This isn’t exactly breaking news since it happened some time last night (and had been rumoured since June 23), but Mike Komisarek is done in Toronto after being the first of the Toronto Maple Leafs’ compliance buy-outs. He had been playing the second half of the season with the Toronto Marlies after requesting to be sent down just so he could get some playing time.
Komisarek was that rare combination of a bad player tagged to a bad contract. He was due to make $3.5M this season, but will now have to settle with making $1.155-million over each of the next two years. His $4.5-million cap hit is erased from the books, but Komisarek is still paid out two-thirds of his contract over twice the remaining years.
The buy-out itself is just as disappointing as the player, actually. While I can say that there is no known universe that features Komisarek on a Leafs Stanley Cup-winning team, ultimately the a number of really poor decisions has totalled up the cap space saved by this buy-out. With better decision-making in the past, the Leafs could have saved this buy-out for next season and perhaps grabbed a good piece from the Philadelphia Flyers or Pittsburgh Penguins, two teams that are committing lots of money to lots of players.
Pension Plan Puppets has a post up that links to their past write-up on the day the Leafs signed Komisarek, where it was anticipated as a lousy signing, but Chemmy notes “was somehow worse than our expectations”. There’s always an impulse to blame a player that is well-paid and not producing, but why blame the Komisareks and Jeff FIngers of the world for signing outrageous sums of money when their management teams didn’t do due diligence?

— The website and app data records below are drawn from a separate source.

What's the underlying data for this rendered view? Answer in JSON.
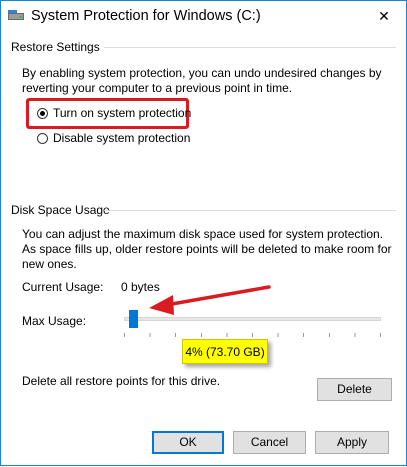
{
  "window": {
    "title": "System Protection for Windows (C:)",
    "close_glyph": "✕"
  },
  "restore_settings": {
    "group_title": "Restore Settings",
    "description": "By enabling system protection, you can undo undesired changes by reverting your computer to a previous point in time.",
    "options": [
      {
        "label": "Turn on system protection",
        "selected": true
      },
      {
        "label": "Disable system protection",
        "selected": false
      }
    ]
  },
  "disk_space": {
    "group_title": "Disk Space Usage",
    "description": "You can adjust the maximum disk space used for system protection. As space fills up, older restore points will be deleted to make room for new ones.",
    "current_usage_label": "Current Usage:",
    "current_usage_value": "0 bytes",
    "max_usage_label": "Max Usage:",
    "max_usage_fraction": 0.04,
    "max_usage_tooltip": "4% (73.70 GB)",
    "delete_text": "Delete all restore points for this drive.",
    "delete_button": "Delete"
  },
  "footer": {
    "ok": "OK",
    "cancel": "Cancel",
    "apply": "Apply"
  },
  "colors": {
    "accent": "#0078d7",
    "highlight_box": "#d81c22",
    "tooltip_bg": "#ffff00"
  },
  "icons": {
    "app": "system-protection-icon",
    "close": "close-icon"
  }
}
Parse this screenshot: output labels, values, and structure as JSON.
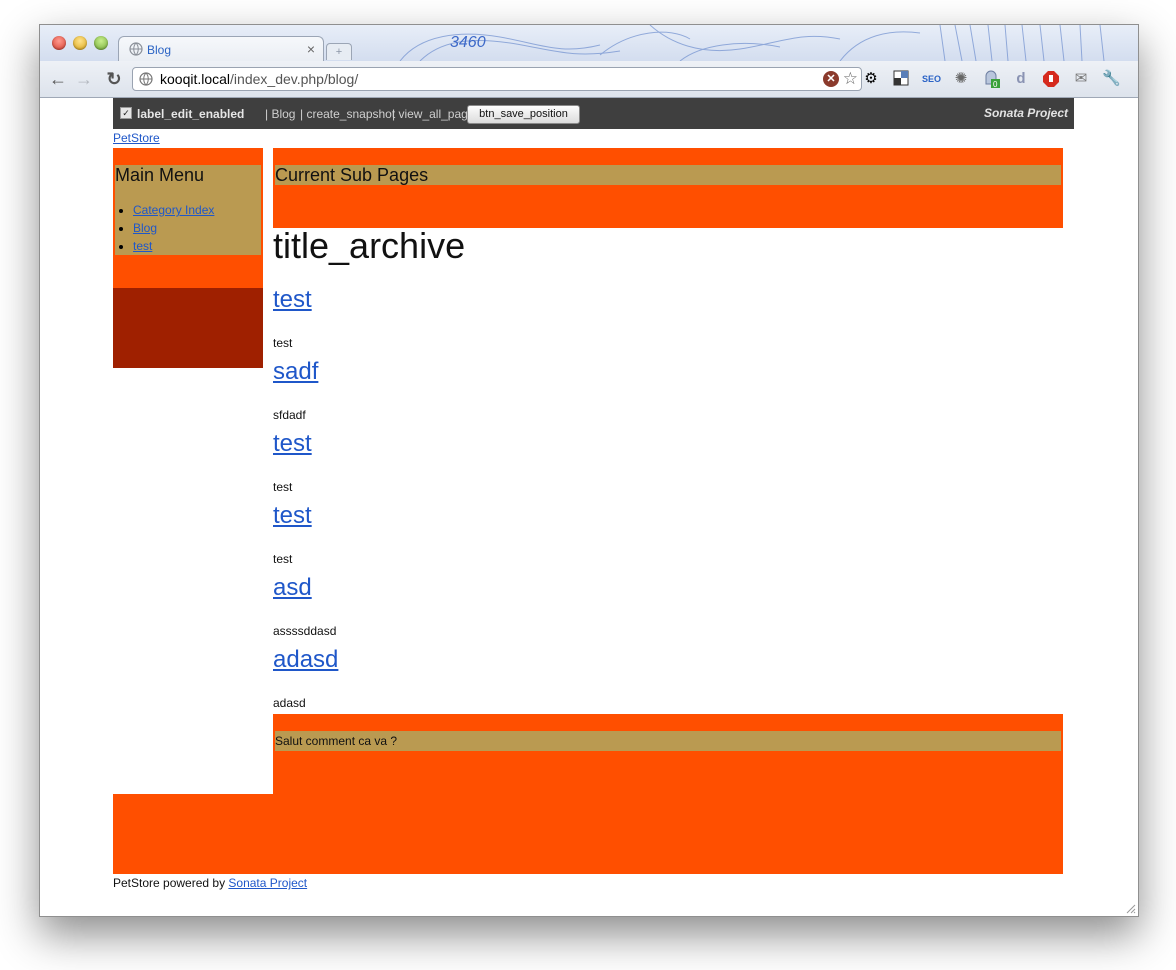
{
  "browser": {
    "tab_title": "Blog",
    "tab_close": "×",
    "url_host": "kooqit.local",
    "url_path": "/index_dev.php/blog/",
    "extensions": [
      "stop-icon",
      "star-icon",
      "gear-icon",
      "pixel-icon",
      "seo-icon",
      "sun-icon",
      "ghostery-icon",
      "d-icon",
      "adblock-icon",
      "notes-icon",
      "wrench-icon"
    ],
    "ghostery_badge": "0",
    "seo_label": "SEO",
    "d_label": "d"
  },
  "adminbar": {
    "label_edit": "label_edit_enabled",
    "links": [
      " | Blog",
      " | create_snapshot",
      " | view_all_pages"
    ],
    "button": "btn_save_position",
    "brand": "Sonata Project"
  },
  "breadcrumb": "PetStore",
  "menu": {
    "title": "Main Menu",
    "items": [
      "Category Index",
      "Blog",
      "test"
    ]
  },
  "subpages_title": "Current Sub Pages",
  "page_title": "title_archive",
  "posts": [
    {
      "title": "test",
      "body": "test"
    },
    {
      "title": "sadf",
      "body": "sfdadf"
    },
    {
      "title": "test",
      "body": "test"
    },
    {
      "title": "test",
      "body": "test"
    },
    {
      "title": "asd",
      "body": "assssddasd"
    },
    {
      "title": "adasd",
      "body": "adasd"
    }
  ],
  "salut": "Salut comment ca va ?",
  "footer": {
    "text": "PetStore powered by ",
    "link": "Sonata Project"
  },
  "colors": {
    "orange": "#ff4f00",
    "khaki": "#ba9a51",
    "dark_red": "#9f2000",
    "admin_bar": "#3f3f3f",
    "link": "#1f57c9"
  }
}
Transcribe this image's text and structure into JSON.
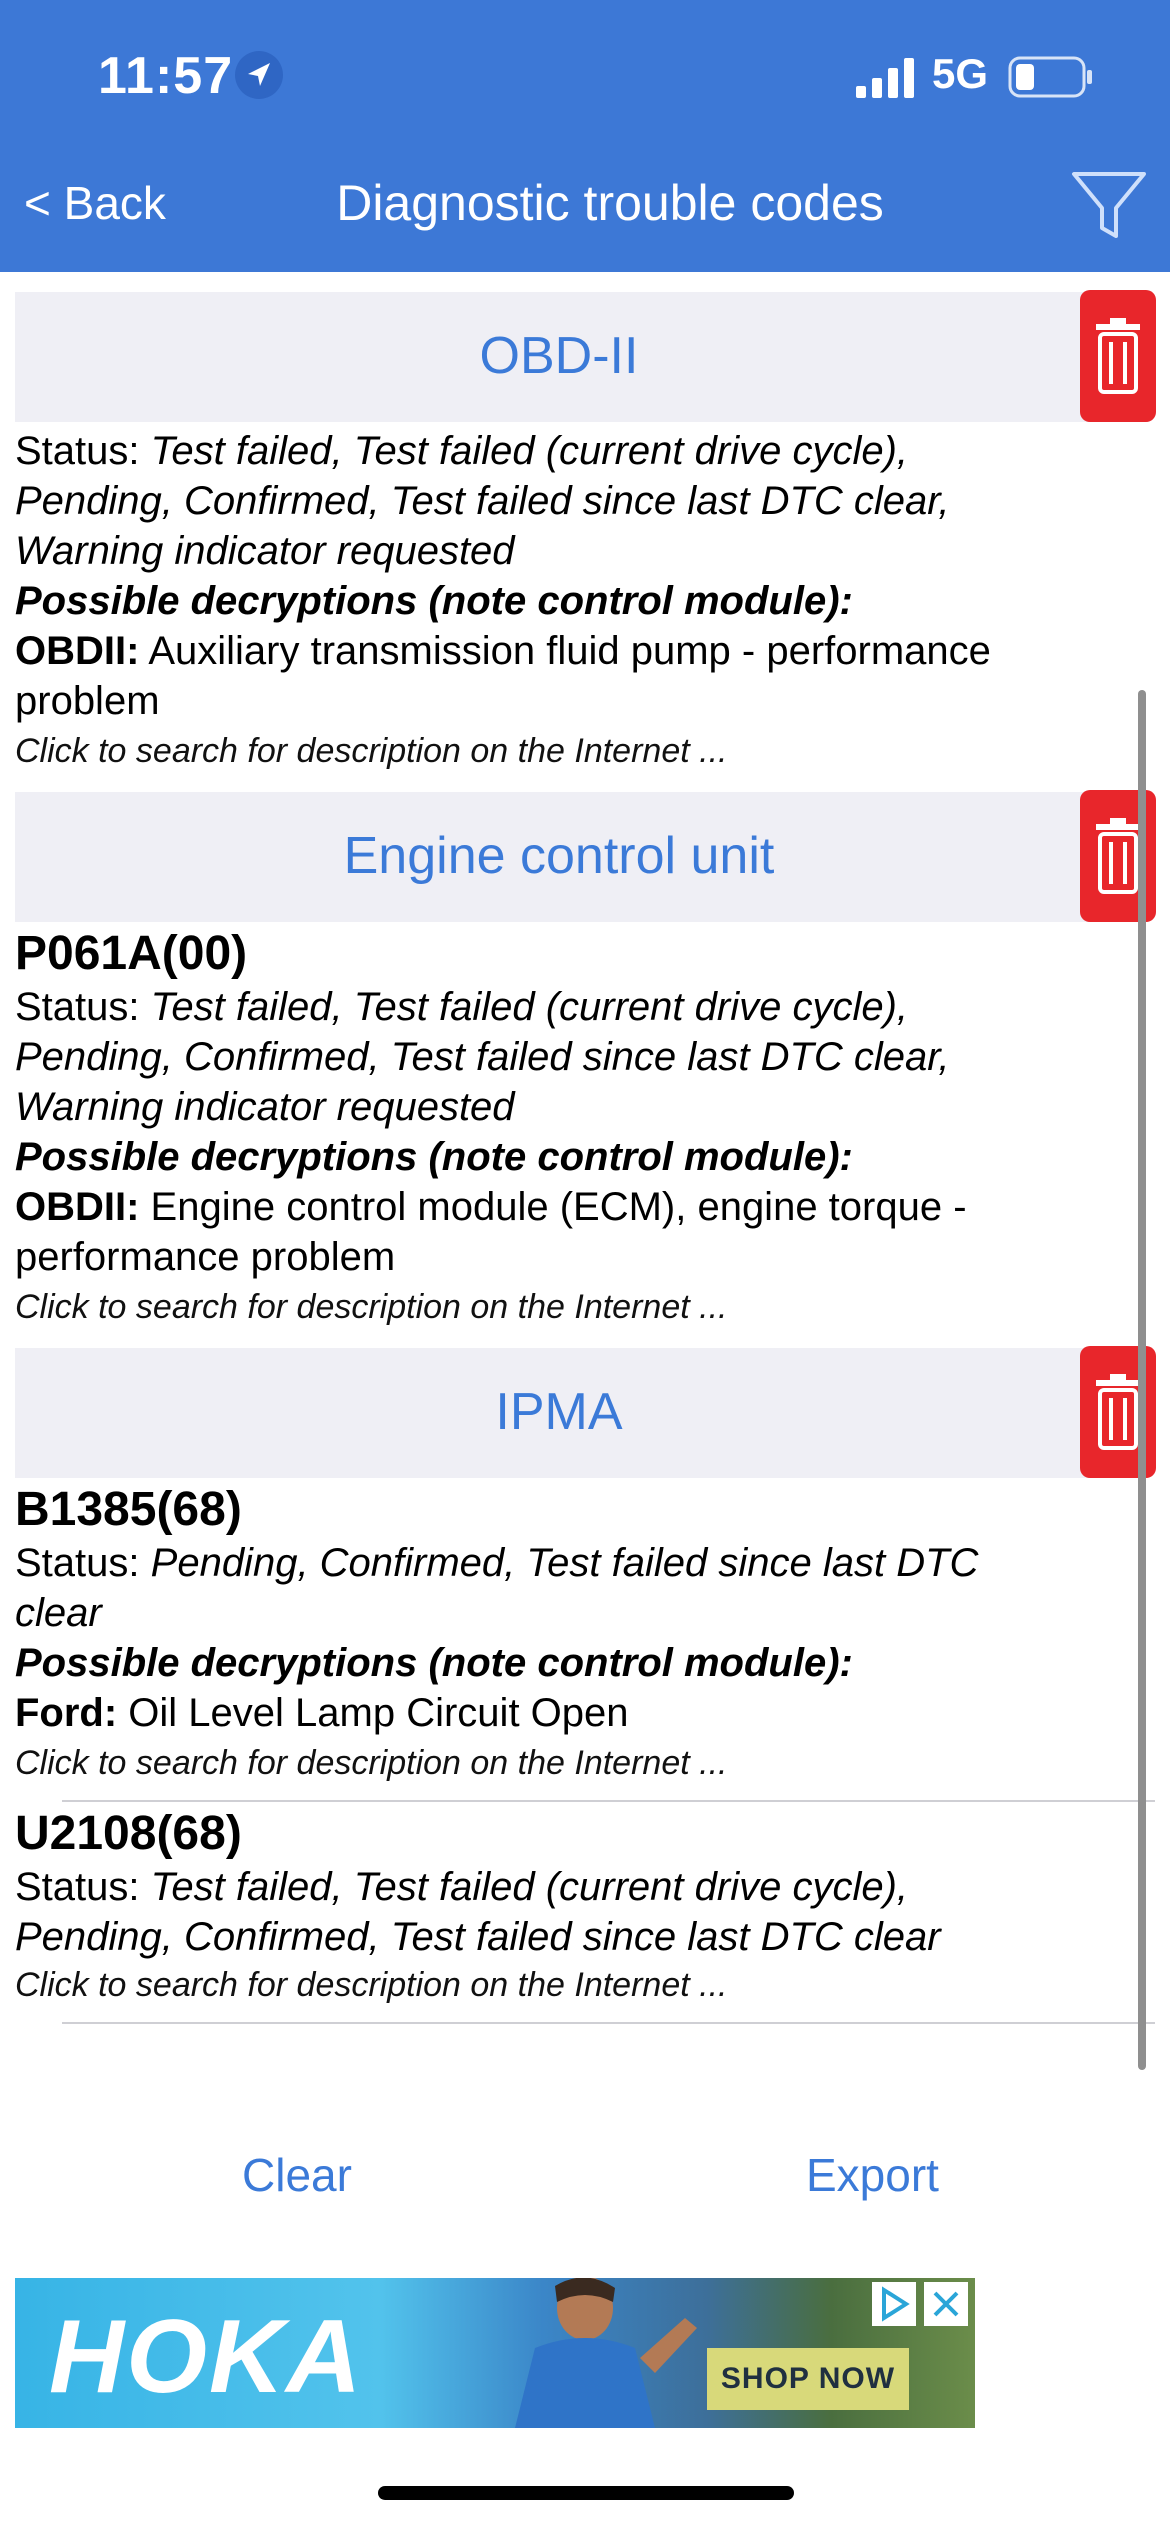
{
  "status_bar": {
    "time": "11:57",
    "network": "5G",
    "icons": [
      "location-arrow-icon",
      "signal-bars-icon",
      "battery-icon"
    ]
  },
  "nav": {
    "back_label": "< Back",
    "title": "Diagnostic trouble codes",
    "filter_icon": "filter-icon"
  },
  "sections": [
    {
      "title": "OBD-II",
      "entries": [
        {
          "status_label": "Status:",
          "status_lines": [
            "Test failed, Test failed (current drive cycle),",
            "Pending, Confirmed, Test failed since last DTC clear,",
            "Warning indicator requested"
          ],
          "decryptions_label": "Possible decryptions (note control module):",
          "decryption_source": "OBDII:",
          "decryption_lines": [
            " Auxiliary transmission fluid pump - performance",
            "problem"
          ],
          "search_hint": "Click to search for description on the Internet ..."
        }
      ]
    },
    {
      "title": "Engine control unit",
      "entries": [
        {
          "code": "P061A(00)",
          "status_label": "Status:",
          "status_lines": [
            "Test failed, Test failed (current drive cycle),",
            "Pending, Confirmed, Test failed since last DTC clear,",
            "Warning indicator requested"
          ],
          "decryptions_label": "Possible decryptions (note control module):",
          "decryption_source": "OBDII:",
          "decryption_lines": [
            " Engine control module (ECM), engine torque -",
            "performance problem"
          ],
          "search_hint": "Click to search for description on the Internet ..."
        }
      ]
    },
    {
      "title": "IPMA",
      "entries": [
        {
          "code": "B1385(68)",
          "status_label": "Status:",
          "status_lines": [
            "Pending, Confirmed, Test failed since last DTC",
            "clear"
          ],
          "decryptions_label": "Possible decryptions (note control module):",
          "decryption_source": "Ford:",
          "decryption_lines": [
            " Oil Level Lamp Circuit Open"
          ],
          "search_hint": "Click to search for description on the Internet ..."
        },
        {
          "code": "U2108(68)",
          "status_label": "Status:",
          "status_lines": [
            "Test failed, Test failed (current drive cycle),",
            "Pending, Confirmed, Test failed since last DTC clear"
          ],
          "search_hint": "Click to search for description on the Internet ..."
        }
      ]
    }
  ],
  "actions": {
    "clear": "Clear",
    "export": "Export"
  },
  "ad": {
    "brand": "HOKA",
    "cta": "SHOP NOW"
  },
  "colors": {
    "nav_bg": "#3d78d6",
    "accent": "#3b7ad8",
    "delete": "#e8262b",
    "header_bg": "#efeff5"
  }
}
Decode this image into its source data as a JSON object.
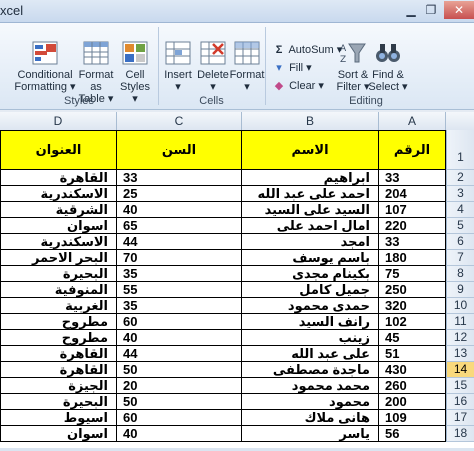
{
  "window": {
    "title": "xcel",
    "min": "▁",
    "max": "❐",
    "close": "✕"
  },
  "ribbon": {
    "styles": {
      "label": "Styles",
      "conditional": "Conditional\nFormatting ▾",
      "format_table": "Format\nas Table ▾",
      "cell_styles": "Cell\nStyles ▾"
    },
    "cells": {
      "label": "Cells",
      "insert": "Insert\n▾",
      "delete": "Delete\n▾",
      "format": "Format\n▾"
    },
    "editing": {
      "label": "Editing",
      "autosum": "AutoSum ▾",
      "fill": "Fill ▾",
      "clear": "Clear ▾",
      "sort": "Sort &\nFilter ▾",
      "find": "Find &\nSelect ▾"
    }
  },
  "sheet": {
    "columns": [
      "D",
      "C",
      "B",
      "A"
    ],
    "selected_row": 14,
    "header_values": [
      "العنوان",
      "السن",
      "الاسم",
      "الرقم"
    ],
    "header_row_number": 1,
    "rows": [
      {
        "n": 2,
        "d": "القاهرة",
        "c": "33",
        "b": "ابراهيم",
        "a": "33"
      },
      {
        "n": 3,
        "d": "الاسكندرية",
        "c": "25",
        "b": "احمد على عبد الله",
        "a": "204"
      },
      {
        "n": 4,
        "d": "الشرقية",
        "c": "40",
        "b": "السيد على السيد",
        "a": "107"
      },
      {
        "n": 5,
        "d": "اسوان",
        "c": "65",
        "b": "امال احمد على",
        "a": "220"
      },
      {
        "n": 6,
        "d": "الاسكندرية",
        "c": "44",
        "b": "امجد",
        "a": "33"
      },
      {
        "n": 7,
        "d": "البحر الاحمر",
        "c": "70",
        "b": "باسم يوسف",
        "a": "180"
      },
      {
        "n": 8,
        "d": "البحيرة",
        "c": "35",
        "b": "بكينام مجدى",
        "a": "75"
      },
      {
        "n": 9,
        "d": "المنوفية",
        "c": "55",
        "b": "جميل كامل",
        "a": "250"
      },
      {
        "n": 10,
        "d": "الغربية",
        "c": "35",
        "b": "حمدى محمود",
        "a": "320"
      },
      {
        "n": 11,
        "d": "مطروح",
        "c": "60",
        "b": "رانف السيد",
        "a": "102"
      },
      {
        "n": 12,
        "d": "مطروح",
        "c": "40",
        "b": "زينب",
        "a": "45"
      },
      {
        "n": 13,
        "d": "القاهرة",
        "c": "44",
        "b": "على عبد الله",
        "a": "51"
      },
      {
        "n": 14,
        "d": "القاهرة",
        "c": "50",
        "b": "ماجدة مصطفى",
        "a": "430"
      },
      {
        "n": 15,
        "d": "الجيزة",
        "c": "20",
        "b": "محمد محمود",
        "a": "260"
      },
      {
        "n": 16,
        "d": "البحيرة",
        "c": "50",
        "b": "محمود",
        "a": "200"
      },
      {
        "n": 17,
        "d": "اسيوط",
        "c": "60",
        "b": "هانى ملاك",
        "a": "109"
      },
      {
        "n": 18,
        "d": "اسوان",
        "c": "40",
        "b": "ياسر",
        "a": "56"
      }
    ]
  },
  "colors": {
    "header_fill": "#ffff00",
    "selected_row_header": "#f9d97c"
  }
}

It happens when teams overvalue certain traits and undervalue others. For the first portion of his time in Toronto, Brian Burke wanted the Leafs defensive corps to get big and mean. He acquired Komisarek, Dion Phaneuf, Garnet Exelby and François Beauchemin. Towards the end, he became a little more focused on getting defencemen that had some skating ability like Jake Gardiner, Cody Franson, and eventually drafting Morgan Rielly in the first round. Perhaps that’s a coincidence, but Komisarek’s spot on the roster served as a reminder for what happens when you give players with limited offensive ability long contracts.
That doesn’t mean “fire everybody in management”. Teams change, managers change, they adapt, they grow, and they learn from their mistakes. I think if Burke is ever a general manager in the NHL again, he won’t make another mistake like the Komisarek one, and despite his public defence of the contract when Komisarek failed to live up to expectations, he never seemed to take it too personally that Komisarek spent 16 games in the press box during Burke’s final two years in Toronto as a healthy scratch.
From a cap management perspective, the Leafs better have plans for this $4.5-million it opens without getting into the same problem. From a cap management perspective, there was an argument to be made that perhaps an additional amnesty buyout was more valuable to the Leafs to be exchanged for perhaps a good, young player next summer. Komisarek had just one year left on his deal, and his hit was managable, but it became less so after the addition of $2-million worth of mistakes by Dave Nonis.
In addition to the final year of cap hits on buyouts to Colby Armstrong and Darcy Tucker worth $1-million each, the Leafs are spending nearly $2-million on salaries to players that are no longer with the team (Matt Frattin, Ben Scrivens), Colton Orr, and whatever they pay Frazer McLaren. With the addition of tiny mistakes, the Leafs lose what will potentially be a valuable buy-out next summer, and while Komisarek remains a popular whipping boy, he is harmless when he is sitting on the bench of the Toronto Marlies.
According to CapGeek, the Maple Leafs have a little over $19-million in cap space, although there are still payouts to come to Jonathan Bernier, Carl Gunnarsson, Cody Franson, Nazem Kadri, Joe Colborne, and possibly Mark Fraser. As Mirtle notes, if the RFA signings come in a reasonable price, the Leafs would still have about $7-million in cap space to use on two wingers and a right-handed defenceman.
The second would have to come via trade, as the UFA pool for defencemen is very dry. What scares me is that with both cap space and the need for a winger, the Leafs will be in the running for David Clarkson, and while I don’t think that Clarkson is a bad player, I also don’t think he is a player worth comitting long term to, when he is essentially just a local Nik Kulemin, a player who is younger, cheaper, and probably better.